#### EXERCISE GOAL:
Filter the data for lines with the word "this", then copy every line so identified.

[Opening EXERCISE INPUT section]

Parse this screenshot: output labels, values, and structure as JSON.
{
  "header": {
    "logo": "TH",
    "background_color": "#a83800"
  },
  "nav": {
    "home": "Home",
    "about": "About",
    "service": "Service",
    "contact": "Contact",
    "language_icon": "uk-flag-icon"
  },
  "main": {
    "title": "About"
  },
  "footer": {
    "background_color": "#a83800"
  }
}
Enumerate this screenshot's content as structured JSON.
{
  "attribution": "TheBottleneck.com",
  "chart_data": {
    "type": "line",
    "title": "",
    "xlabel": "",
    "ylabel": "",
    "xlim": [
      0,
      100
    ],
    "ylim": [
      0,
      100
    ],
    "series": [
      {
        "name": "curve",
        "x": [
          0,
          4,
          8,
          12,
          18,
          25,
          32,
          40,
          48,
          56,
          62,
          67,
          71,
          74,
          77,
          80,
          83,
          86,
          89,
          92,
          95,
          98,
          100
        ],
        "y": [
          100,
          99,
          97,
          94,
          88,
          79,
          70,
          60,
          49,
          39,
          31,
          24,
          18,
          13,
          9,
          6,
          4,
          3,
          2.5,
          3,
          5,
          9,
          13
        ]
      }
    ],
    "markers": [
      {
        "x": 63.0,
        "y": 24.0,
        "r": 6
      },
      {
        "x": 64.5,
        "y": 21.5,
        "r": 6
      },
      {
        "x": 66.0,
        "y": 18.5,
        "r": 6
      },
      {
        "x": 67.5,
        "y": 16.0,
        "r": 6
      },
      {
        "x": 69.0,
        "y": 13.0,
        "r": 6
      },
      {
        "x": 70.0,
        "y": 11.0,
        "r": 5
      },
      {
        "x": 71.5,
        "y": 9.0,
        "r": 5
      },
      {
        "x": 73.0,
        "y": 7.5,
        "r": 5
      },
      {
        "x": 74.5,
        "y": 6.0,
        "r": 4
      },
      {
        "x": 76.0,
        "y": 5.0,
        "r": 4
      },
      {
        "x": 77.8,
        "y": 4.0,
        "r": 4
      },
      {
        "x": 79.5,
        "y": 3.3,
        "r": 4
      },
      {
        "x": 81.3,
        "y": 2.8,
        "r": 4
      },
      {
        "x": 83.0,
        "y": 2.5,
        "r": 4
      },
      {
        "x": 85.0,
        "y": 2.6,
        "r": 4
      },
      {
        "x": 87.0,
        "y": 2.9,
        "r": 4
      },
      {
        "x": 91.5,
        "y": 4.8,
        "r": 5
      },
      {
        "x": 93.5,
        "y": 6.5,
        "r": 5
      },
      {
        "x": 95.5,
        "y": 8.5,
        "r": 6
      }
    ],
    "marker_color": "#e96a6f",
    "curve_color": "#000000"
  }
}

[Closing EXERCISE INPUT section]

#### RESULT OF THE EXERCISE:
Parse this screenshot: output labels, values, and structure as JSON.
Enumerate this screenshot's content as structured JSON.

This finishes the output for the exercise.